I have high hopes that this show has the will and power to go on, but most of it depends on the viewers. Let's hope they channel into this show every week and attempt to reflect on such a complex but original plot.
Safe House (2012)
Good But Flawed, Not The Actors' Fault But The Script and Direction's
I went to see the movie with high expectations, but I left with a "nah" expression. I expected to see a powerful movie, with intriguing story lines. Yes, its fast-paced, but some of its pieces of the story didn't fit in.
The main message of the story is determination and taking charge of situations. It also plays with the force of authority, which sometimes may result flawed.
The characters are bland, except for the protagonists. Denzel and Ryan play their roles in an effective way, but the crossover of Gleeson and Farmiga are not necessary, not at least on a extent. It also seemed as if the director was rushed in the filming process, taking off all the suspense and sense of the movie. Some scenes, such as when Tobin and Matt talk several times, are completely dull, since the action taking place on the conversations is unnecessary.
The positive things about the movie are the action scenes, which are delivered with such a powerful touch. The whole scene of the safe-house attack was impressive.
I want to mention Robert Patrick, whose character is in a small but important portion of the movie. He chews the scenery, for real. He basically applies the "I'll take it from here" to Reynolds' character. And as of his involvement in the defense of the safe-house breach, it was superb. Even though his role is minimal, I rooted for his character, who faced an uneasy fate. I also fell claustrophobic when the mercenaries breached, and the CIA agents struggled to hold them back, but never laid down their weapons.
A Story With A Heart But No Structure
First of all, the movie stands for itself...but for the fans, the readers of the books, not quite.
I bet you David Yates hasn't read the books, and if he did, then his head wasn't right. He probably only read the scripts, that could explain the misguidance of the characters. Since the Order Of The Phoenix, he's made the same mistakes. No character development except for Harry, Ron and Hermoine (or whatever you spell that). He also made the films feel like a rush, as the scenes are also fast-paced. Since he took command, he made the supporting characters be treated as background characters. May as well not put such valuable actors if they're just going to be serving in the background, almost as if they were forgotten.

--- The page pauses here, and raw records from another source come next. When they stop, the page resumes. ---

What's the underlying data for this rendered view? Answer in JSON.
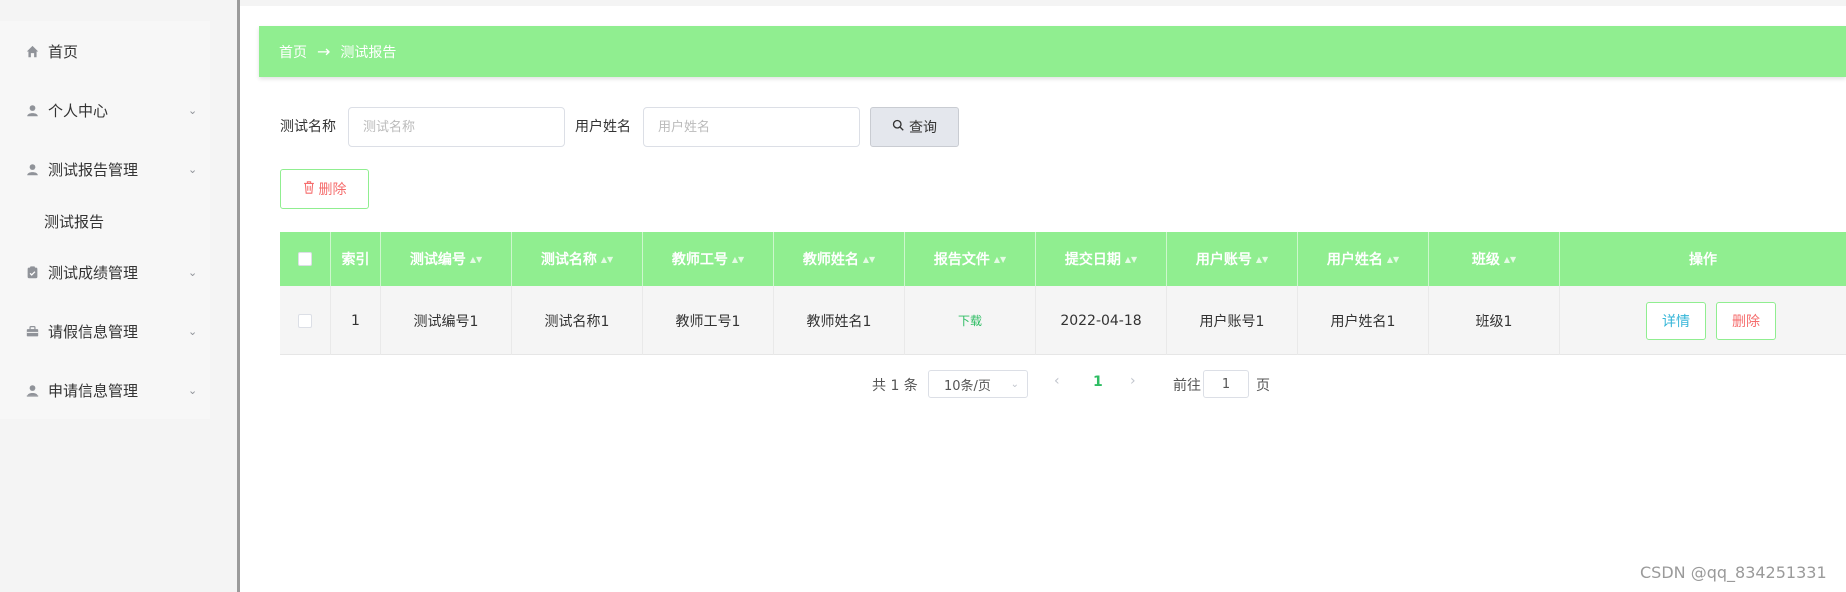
{
  "sidebar": {
    "items": [
      {
        "label": "首页",
        "icon": "home-icon"
      },
      {
        "label": "个人中心",
        "icon": "user-icon"
      },
      {
        "label": "测试报告管理",
        "icon": "user-icon"
      },
      {
        "label": "测试报告",
        "icon": ""
      },
      {
        "label": "测试成绩管理",
        "icon": "clipboard-icon"
      },
      {
        "label": "请假信息管理",
        "icon": "briefcase-icon"
      },
      {
        "label": "申请信息管理",
        "icon": "user-icon"
      }
    ]
  },
  "breadcrumb": {
    "home": "首页",
    "separator": "→",
    "current": "测试报告"
  },
  "search": {
    "test_name_label": "测试名称",
    "test_name_placeholder": "测试名称",
    "user_name_label": "用户姓名",
    "user_name_placeholder": "用户姓名",
    "query_button": "查询"
  },
  "toolbar": {
    "delete_button": "删除"
  },
  "table": {
    "columns": [
      "索引",
      "测试编号",
      "测试名称",
      "教师工号",
      "教师姓名",
      "报告文件",
      "提交日期",
      "用户账号",
      "用户姓名",
      "班级",
      "操作"
    ],
    "rows": [
      {
        "index": "1",
        "test_no": "测试编号1",
        "test_name": "测试名称1",
        "teacher_id": "教师工号1",
        "teacher_name": "教师姓名1",
        "report_file": "下载",
        "submit_date": "2022-04-18",
        "user_account": "用户账号1",
        "user_name": "用户姓名1",
        "class": "班级1",
        "detail_button": "详情",
        "delete_button": "删除"
      }
    ]
  },
  "pagination": {
    "total": "共 1 条",
    "page_size": "10条/页",
    "current_page": "1",
    "goto_label": "前往",
    "goto_value": "1",
    "page_suffix": "页"
  },
  "watermark": "CSDN @qq_834251331",
  "colors": {
    "accent": "#90ee90",
    "danger": "#f56c6c",
    "link": "#2ebd63",
    "info": "#36b6d8"
  }
}
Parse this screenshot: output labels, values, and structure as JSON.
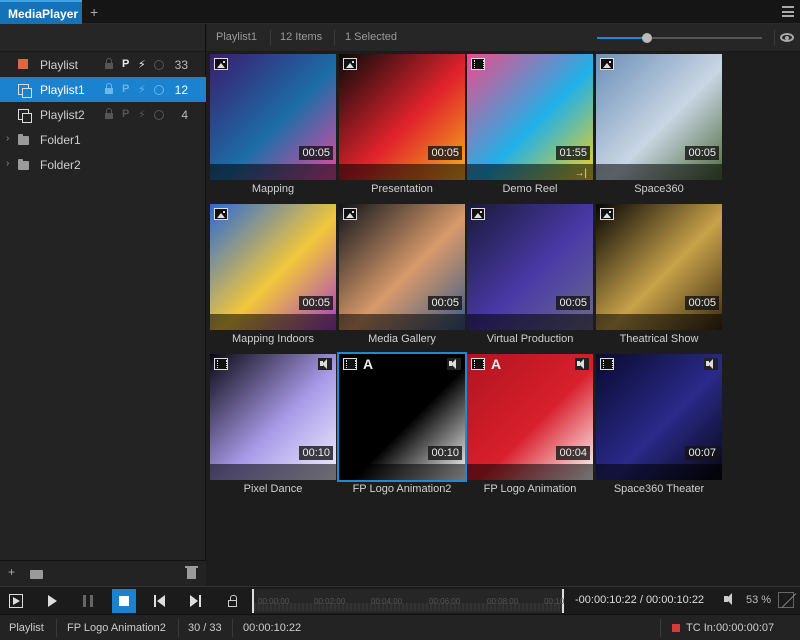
{
  "window": {
    "tab_title": "MediaPlayer",
    "add_tab": "+"
  },
  "sidebar": {
    "items": [
      {
        "label": "Playlist",
        "count": "33",
        "attr_p": "P"
      },
      {
        "label": "Playlist1",
        "count": "12",
        "attr_p": "P"
      },
      {
        "label": "Playlist2",
        "count": "4",
        "attr_p": "P"
      },
      {
        "label": "Folder1"
      },
      {
        "label": "Folder2"
      }
    ],
    "footer": {
      "add": "+"
    }
  },
  "header": {
    "playlist_name": "Playlist1",
    "items_count": "12 Items",
    "selected_count": "1 Selected",
    "zoom_level": 0.3
  },
  "media": [
    {
      "label": "Mapping",
      "duration": "00:05",
      "type": "image-icon",
      "colors": [
        "#3a1d6e",
        "#1d6ea8",
        "#e84aa0"
      ]
    },
    {
      "label": "Presentation",
      "duration": "00:05",
      "type": "image-icon",
      "colors": [
        "#0a0a0a",
        "#e2232c",
        "#f5b21c"
      ]
    },
    {
      "label": "Demo Reel",
      "duration": "01:55",
      "type": "video-icon",
      "colors": [
        "#f04a8c",
        "#20b0e8",
        "#f5d21c"
      ]
    },
    {
      "label": "Space360",
      "duration": "00:05",
      "type": "image-icon",
      "colors": [
        "#6a8fb8",
        "#c9d6e4",
        "#4d6a3a"
      ]
    },
    {
      "label": "Mapping Indoors",
      "duration": "00:05",
      "type": "image-icon",
      "colors": [
        "#2a6ad8",
        "#f2c73a",
        "#a53cc8"
      ]
    },
    {
      "label": "Media Gallery",
      "duration": "00:05",
      "type": "image-icon",
      "colors": [
        "#10141c",
        "#d89a6a",
        "#3a5a8a"
      ]
    },
    {
      "label": "Virtual Production",
      "duration": "00:05",
      "type": "image-icon",
      "colors": [
        "#1a1a3a",
        "#4a3aa8",
        "#6a6a8a"
      ]
    },
    {
      "label": "Theatrical Show",
      "duration": "00:05",
      "type": "image-icon",
      "colors": [
        "#050505",
        "#c8a24a",
        "#3a2a10"
      ]
    },
    {
      "label": "Pixel Dance",
      "duration": "00:10",
      "type": "video-icon",
      "colors": [
        "#0a0812",
        "#a89ae8",
        "#f0f0ff"
      ]
    },
    {
      "label": "FP Logo Animation2",
      "duration": "00:10",
      "type": "video-icon",
      "alpha": "A",
      "colors": [
        "#000000",
        "#000000",
        "#ffffff"
      ]
    },
    {
      "label": "FP Logo Animation",
      "duration": "00:04",
      "type": "video-icon",
      "alpha": "A",
      "colors": [
        "#b01420",
        "#d8202c",
        "#ffffff"
      ]
    },
    {
      "label": "Space360 Theater",
      "duration": "00:07",
      "type": "video-icon",
      "colors": [
        "#0a0a30",
        "#2a2a8a",
        "#060612"
      ]
    }
  ],
  "transport": {
    "timeline_ticks": [
      "00:00:00",
      "00:02:00",
      "00:04:00",
      "00:06:00",
      "00:08:00",
      "00:10"
    ],
    "timecode": "-00:00:10:22 / 00:00:10:22",
    "volume": "53 %"
  },
  "status": {
    "playlist": "Playlist",
    "clip": "FP Logo Animation2",
    "position": "30 / 33",
    "time": "00:00:10:22",
    "tc_in_label": "TC In:",
    "tc_in_value": "00:00:00:07"
  }
}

I mean, for example, Lupin and Tonks' death...one word, BOOM. One moment they're alive, the other dead. No mourning over them, no mention too...just a two-second glimpse at their bodies. How can you put Lupin (Thewlis did a magnificent job with him) in just a few minutes in the movie, with one mediocre line, and just kill him, when he was one of the main driving forces on the third movie, The Prisoner Of Azkabam? Or as well, Gary Oldman, just a minute on screen, barely a cameo? what's the point? The readers are not dumb, they wont be satisfied with such scenes like these. Ralph Fiennes...I like him, and sometimes he manages to make Voldemort look like a freak and sick bastard, such as when he "hugs" Draco, but there's no driving force behind him, just killing Harry Potter. The driving force for killing Potter is never explained, therefore, his character loses the interest of the audience.
Meanwhile, Maggie Smith, Alan Rickman and Jason Isaacs are pure gold in this film. Even though their scenes are not as big, they make gold out of every moment they appear on screen. But then again, all these supporting characters may not be the heart, but they're the structure of the story, they hold it together as they surround Harry Potter.
And last, the final battle (sigh). We barely get a glimpse of it, because we were following the main characters all around, sometimes with boring moments. Some call the battle epic, but it's not. Epic should have moments of glory, and there was barely any moment of glory, except for Neville.
Excuse me for my bad writing.